DATA EXTRACT:
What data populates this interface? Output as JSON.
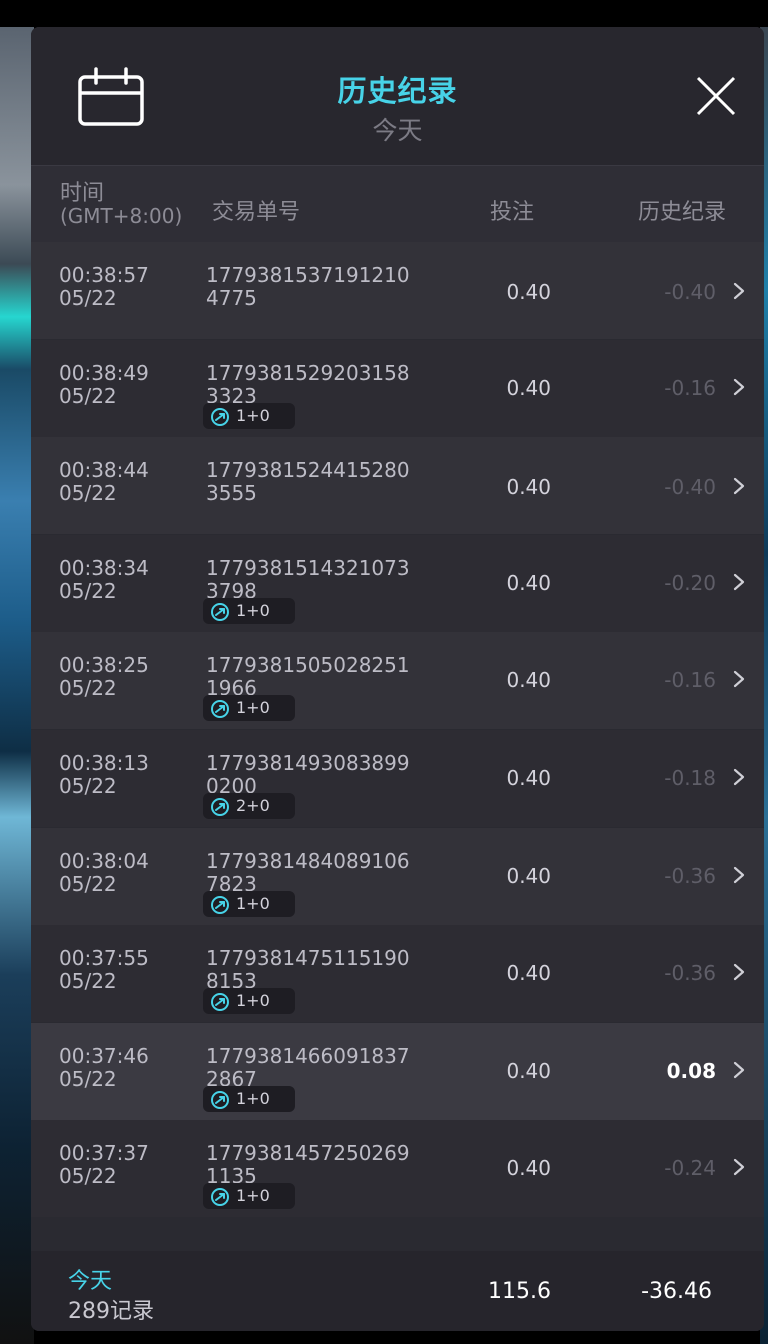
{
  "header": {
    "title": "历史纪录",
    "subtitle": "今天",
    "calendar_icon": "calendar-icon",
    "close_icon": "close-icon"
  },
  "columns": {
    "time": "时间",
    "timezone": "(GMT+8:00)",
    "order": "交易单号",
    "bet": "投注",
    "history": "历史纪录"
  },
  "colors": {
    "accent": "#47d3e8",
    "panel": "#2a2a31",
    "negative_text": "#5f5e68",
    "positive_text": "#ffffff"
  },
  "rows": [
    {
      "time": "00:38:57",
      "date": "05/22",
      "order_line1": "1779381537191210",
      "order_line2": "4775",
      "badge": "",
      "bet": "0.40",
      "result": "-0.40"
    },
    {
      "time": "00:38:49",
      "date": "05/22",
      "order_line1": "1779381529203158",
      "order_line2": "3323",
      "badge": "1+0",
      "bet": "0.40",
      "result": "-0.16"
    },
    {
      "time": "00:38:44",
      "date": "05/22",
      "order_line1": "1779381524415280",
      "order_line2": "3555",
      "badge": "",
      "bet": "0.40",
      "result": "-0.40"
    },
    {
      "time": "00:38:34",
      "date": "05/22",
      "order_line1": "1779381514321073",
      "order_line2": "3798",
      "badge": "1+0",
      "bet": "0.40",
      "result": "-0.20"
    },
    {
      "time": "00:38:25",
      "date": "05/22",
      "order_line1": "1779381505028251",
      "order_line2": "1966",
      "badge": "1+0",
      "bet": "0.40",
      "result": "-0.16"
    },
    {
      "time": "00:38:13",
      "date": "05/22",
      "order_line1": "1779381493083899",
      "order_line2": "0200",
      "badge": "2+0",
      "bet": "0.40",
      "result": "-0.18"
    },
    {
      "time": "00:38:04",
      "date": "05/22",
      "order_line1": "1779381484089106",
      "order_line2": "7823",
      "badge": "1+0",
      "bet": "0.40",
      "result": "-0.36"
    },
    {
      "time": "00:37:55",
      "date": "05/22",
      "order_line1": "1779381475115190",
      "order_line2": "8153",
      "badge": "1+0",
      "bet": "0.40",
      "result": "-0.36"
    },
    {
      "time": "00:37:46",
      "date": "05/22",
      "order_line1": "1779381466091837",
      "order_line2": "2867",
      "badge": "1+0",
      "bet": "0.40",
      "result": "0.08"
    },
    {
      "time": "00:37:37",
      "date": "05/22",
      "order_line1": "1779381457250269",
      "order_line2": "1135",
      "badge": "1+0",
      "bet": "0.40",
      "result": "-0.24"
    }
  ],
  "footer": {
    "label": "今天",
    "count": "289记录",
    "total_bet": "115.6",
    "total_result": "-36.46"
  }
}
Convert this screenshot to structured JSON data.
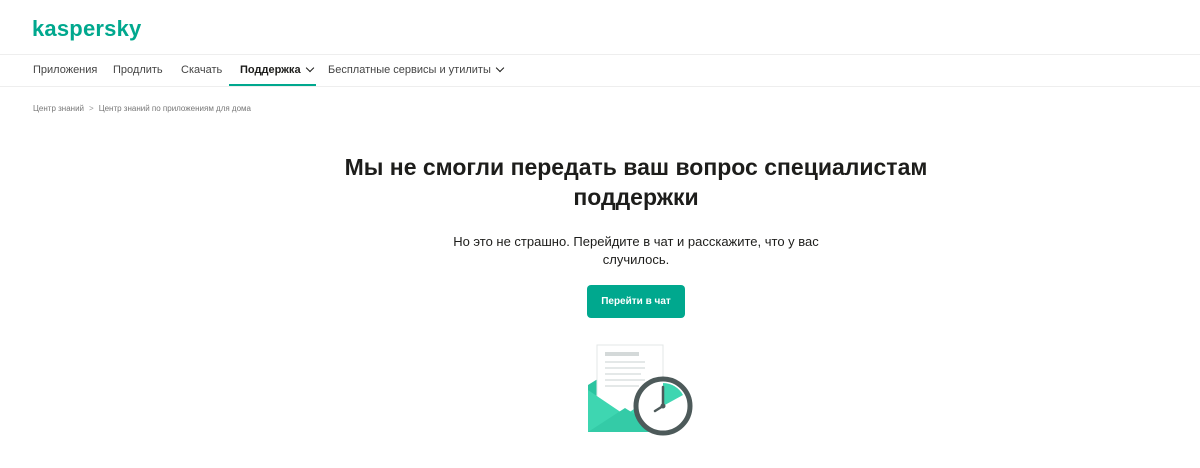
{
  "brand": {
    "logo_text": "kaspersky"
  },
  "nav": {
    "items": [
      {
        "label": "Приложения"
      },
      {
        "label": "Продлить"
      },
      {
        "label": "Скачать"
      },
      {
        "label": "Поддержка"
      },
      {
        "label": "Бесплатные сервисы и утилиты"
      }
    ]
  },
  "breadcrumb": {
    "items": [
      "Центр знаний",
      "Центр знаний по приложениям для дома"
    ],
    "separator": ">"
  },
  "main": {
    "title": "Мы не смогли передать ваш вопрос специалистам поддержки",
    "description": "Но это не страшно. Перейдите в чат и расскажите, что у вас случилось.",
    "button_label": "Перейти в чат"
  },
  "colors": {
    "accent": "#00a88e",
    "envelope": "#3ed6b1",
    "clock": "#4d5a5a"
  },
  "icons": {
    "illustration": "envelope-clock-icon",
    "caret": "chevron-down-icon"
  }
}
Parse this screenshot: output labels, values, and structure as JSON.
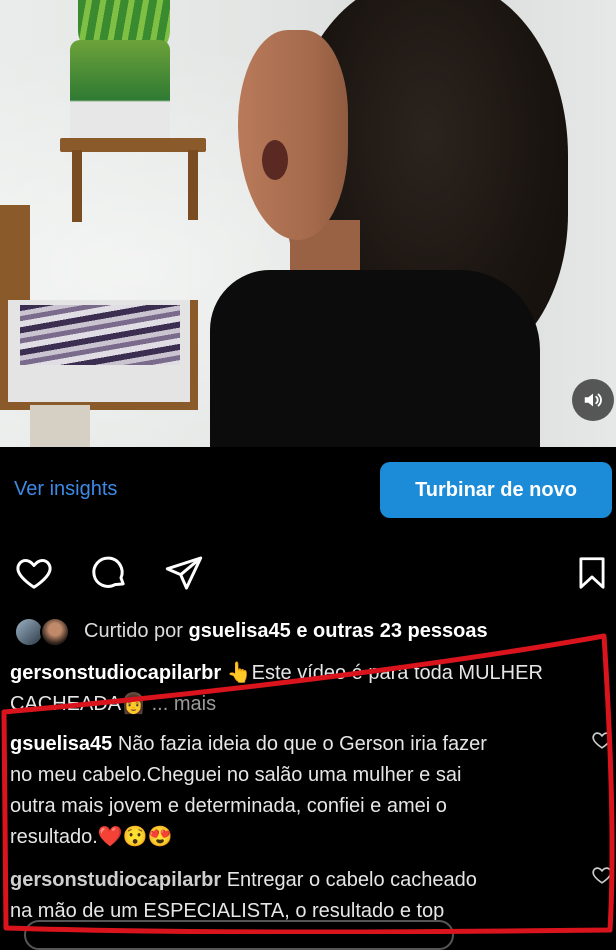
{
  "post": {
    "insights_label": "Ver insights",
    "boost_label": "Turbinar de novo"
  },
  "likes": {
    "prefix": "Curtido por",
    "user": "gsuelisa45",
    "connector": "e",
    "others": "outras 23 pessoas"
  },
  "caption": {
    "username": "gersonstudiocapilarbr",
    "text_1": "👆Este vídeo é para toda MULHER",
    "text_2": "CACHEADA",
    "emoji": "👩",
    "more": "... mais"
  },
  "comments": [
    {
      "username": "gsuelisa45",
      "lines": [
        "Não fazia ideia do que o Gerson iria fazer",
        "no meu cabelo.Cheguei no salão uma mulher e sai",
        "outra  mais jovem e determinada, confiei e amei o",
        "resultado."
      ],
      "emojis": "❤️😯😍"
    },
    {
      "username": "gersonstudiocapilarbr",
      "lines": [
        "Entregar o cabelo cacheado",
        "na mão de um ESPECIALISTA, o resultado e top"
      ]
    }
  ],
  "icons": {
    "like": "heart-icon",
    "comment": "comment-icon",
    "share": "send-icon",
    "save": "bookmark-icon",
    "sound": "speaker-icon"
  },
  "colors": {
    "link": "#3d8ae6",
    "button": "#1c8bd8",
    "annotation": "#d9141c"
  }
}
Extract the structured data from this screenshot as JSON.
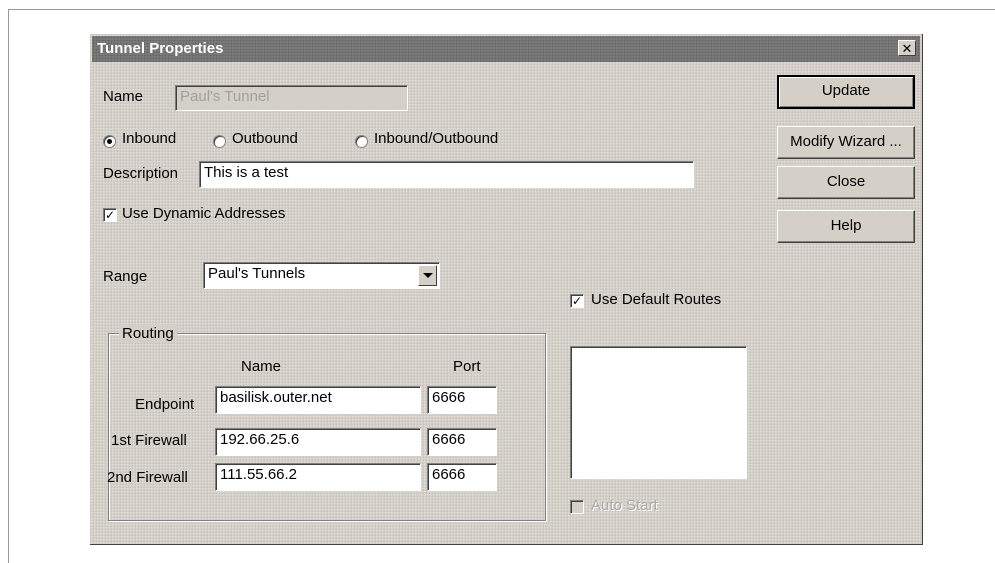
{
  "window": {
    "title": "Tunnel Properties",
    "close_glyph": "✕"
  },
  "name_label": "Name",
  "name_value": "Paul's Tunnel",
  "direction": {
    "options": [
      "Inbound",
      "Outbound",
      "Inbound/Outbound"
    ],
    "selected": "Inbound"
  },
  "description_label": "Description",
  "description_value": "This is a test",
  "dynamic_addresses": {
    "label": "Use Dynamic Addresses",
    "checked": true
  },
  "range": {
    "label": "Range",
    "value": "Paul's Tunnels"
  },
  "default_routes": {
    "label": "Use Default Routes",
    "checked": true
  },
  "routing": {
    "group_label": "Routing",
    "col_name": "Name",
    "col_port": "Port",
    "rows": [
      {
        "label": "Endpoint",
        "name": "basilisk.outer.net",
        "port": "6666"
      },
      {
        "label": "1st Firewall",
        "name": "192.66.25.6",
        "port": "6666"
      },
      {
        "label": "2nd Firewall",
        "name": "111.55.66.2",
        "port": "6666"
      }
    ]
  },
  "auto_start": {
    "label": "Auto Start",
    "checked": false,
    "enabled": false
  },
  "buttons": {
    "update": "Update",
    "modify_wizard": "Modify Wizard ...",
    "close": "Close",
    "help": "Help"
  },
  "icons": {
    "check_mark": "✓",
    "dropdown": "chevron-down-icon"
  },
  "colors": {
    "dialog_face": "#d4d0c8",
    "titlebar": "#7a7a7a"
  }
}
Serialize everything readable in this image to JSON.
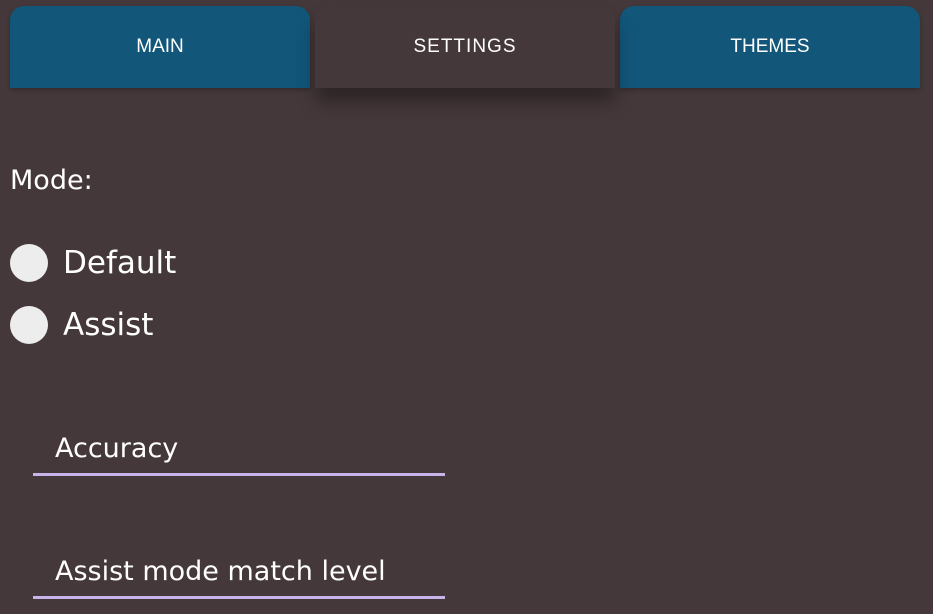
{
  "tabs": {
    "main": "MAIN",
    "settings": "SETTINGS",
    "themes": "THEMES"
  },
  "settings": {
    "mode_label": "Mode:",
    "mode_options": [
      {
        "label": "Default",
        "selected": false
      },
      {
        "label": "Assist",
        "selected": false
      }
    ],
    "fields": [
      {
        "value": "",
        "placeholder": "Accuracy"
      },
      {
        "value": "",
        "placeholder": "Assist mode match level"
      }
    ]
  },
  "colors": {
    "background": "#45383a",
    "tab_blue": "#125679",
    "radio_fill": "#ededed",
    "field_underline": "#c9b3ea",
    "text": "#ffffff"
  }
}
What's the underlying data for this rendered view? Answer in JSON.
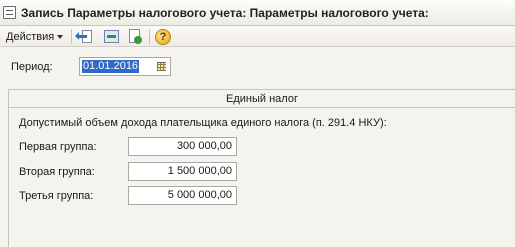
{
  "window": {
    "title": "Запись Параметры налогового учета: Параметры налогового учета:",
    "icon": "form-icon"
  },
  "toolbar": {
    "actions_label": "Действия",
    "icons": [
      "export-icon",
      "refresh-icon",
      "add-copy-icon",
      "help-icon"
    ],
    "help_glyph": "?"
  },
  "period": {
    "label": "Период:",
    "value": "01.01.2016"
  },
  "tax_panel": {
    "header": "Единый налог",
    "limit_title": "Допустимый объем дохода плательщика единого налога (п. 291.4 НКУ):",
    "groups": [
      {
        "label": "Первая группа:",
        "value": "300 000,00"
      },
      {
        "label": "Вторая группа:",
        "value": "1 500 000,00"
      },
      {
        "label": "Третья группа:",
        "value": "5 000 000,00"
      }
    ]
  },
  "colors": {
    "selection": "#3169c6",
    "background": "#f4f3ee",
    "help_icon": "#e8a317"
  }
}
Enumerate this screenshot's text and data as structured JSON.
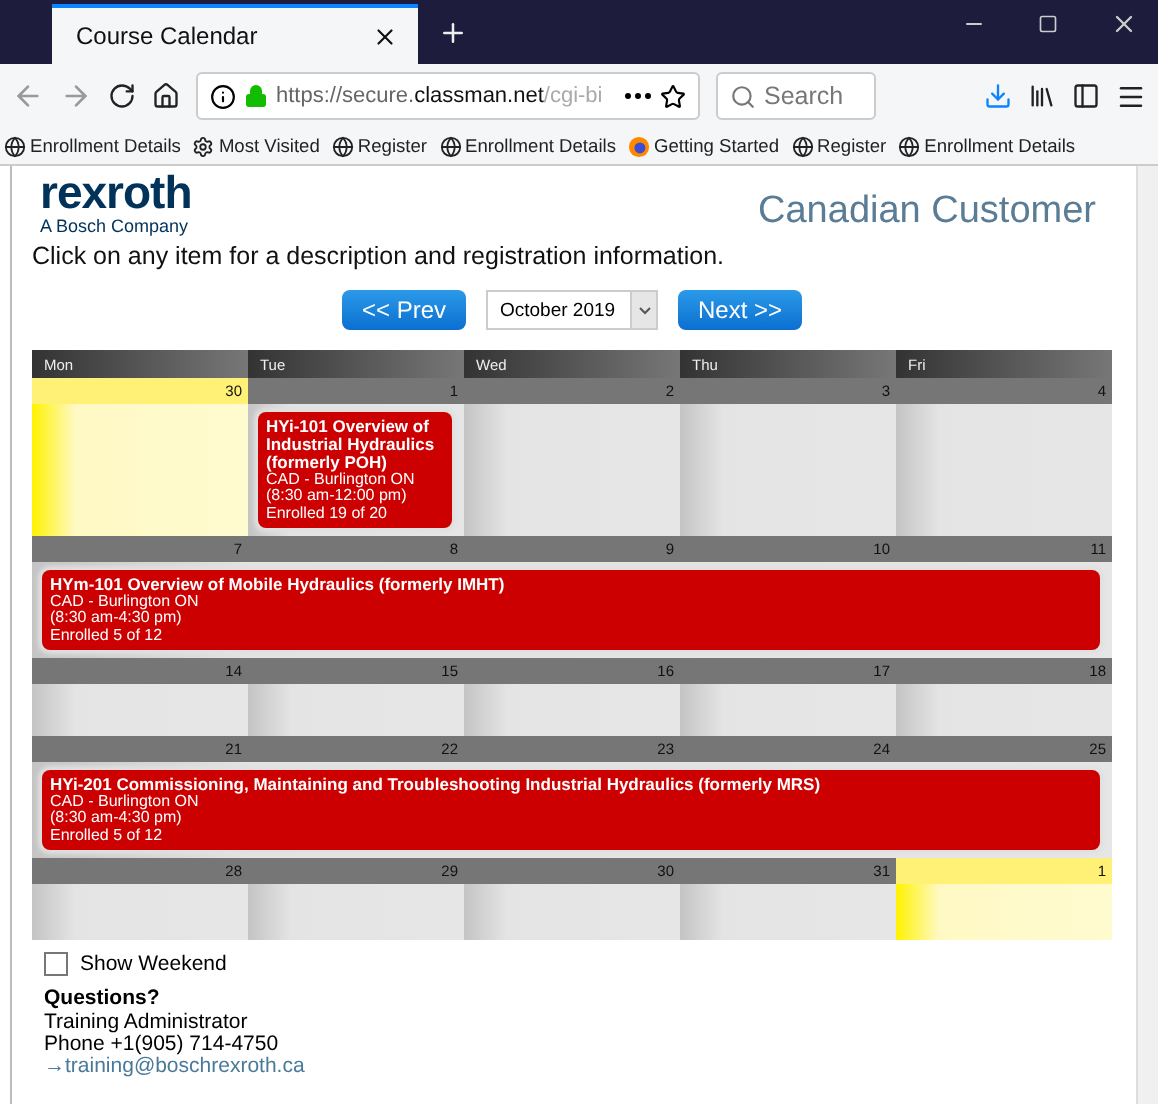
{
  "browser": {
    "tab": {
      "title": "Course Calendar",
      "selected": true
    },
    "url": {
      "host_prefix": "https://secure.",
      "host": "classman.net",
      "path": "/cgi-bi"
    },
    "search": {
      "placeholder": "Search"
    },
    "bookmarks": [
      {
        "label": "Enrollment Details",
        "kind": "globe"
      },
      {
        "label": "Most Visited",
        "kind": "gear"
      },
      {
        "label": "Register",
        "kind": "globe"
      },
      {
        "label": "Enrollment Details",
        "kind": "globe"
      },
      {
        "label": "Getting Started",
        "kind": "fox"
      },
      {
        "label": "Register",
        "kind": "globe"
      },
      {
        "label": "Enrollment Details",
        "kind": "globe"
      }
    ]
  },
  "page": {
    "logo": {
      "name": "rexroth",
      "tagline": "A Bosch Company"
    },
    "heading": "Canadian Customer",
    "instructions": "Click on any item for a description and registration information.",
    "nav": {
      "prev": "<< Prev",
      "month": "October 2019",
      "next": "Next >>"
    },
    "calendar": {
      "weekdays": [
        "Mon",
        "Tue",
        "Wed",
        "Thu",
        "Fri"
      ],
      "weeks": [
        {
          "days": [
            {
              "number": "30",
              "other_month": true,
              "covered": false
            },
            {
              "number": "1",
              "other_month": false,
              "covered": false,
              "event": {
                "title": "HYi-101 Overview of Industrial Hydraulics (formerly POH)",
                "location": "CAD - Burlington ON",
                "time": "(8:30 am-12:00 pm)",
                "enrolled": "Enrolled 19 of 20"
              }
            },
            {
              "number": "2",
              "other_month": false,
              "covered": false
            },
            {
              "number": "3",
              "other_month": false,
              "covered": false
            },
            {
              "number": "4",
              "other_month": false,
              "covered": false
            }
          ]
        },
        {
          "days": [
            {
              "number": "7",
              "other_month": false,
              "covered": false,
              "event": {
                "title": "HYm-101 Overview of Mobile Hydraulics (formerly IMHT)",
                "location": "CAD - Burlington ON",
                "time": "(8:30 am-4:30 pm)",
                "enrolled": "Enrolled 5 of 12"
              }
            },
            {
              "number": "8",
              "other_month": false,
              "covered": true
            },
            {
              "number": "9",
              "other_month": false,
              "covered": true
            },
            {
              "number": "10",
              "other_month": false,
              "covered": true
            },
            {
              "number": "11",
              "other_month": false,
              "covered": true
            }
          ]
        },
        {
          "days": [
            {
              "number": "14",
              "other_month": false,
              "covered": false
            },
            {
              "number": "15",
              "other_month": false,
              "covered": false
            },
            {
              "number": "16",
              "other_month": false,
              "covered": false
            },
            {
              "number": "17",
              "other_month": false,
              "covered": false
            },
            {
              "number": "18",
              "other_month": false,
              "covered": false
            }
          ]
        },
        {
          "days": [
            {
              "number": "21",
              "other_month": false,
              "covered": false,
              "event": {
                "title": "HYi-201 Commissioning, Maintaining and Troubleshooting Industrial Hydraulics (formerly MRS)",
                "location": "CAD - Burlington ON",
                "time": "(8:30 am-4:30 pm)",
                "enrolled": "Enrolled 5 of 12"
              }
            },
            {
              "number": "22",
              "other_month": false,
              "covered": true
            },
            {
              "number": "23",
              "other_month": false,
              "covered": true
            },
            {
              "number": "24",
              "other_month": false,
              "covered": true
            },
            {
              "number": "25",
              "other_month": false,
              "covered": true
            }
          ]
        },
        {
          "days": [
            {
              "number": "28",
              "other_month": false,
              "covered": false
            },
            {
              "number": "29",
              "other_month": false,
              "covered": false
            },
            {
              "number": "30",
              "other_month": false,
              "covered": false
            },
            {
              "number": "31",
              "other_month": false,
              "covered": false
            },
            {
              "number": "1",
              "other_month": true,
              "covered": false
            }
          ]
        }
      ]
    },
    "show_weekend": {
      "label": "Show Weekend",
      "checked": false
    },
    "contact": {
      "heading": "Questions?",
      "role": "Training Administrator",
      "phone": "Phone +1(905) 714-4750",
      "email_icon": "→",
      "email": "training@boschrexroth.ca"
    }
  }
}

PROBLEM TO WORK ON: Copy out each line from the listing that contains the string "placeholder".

ANSWER SECTION:
        "placeholder": "Accuracy"
        "placeholder": "Assist mode match level"
      "placeholder": "Search"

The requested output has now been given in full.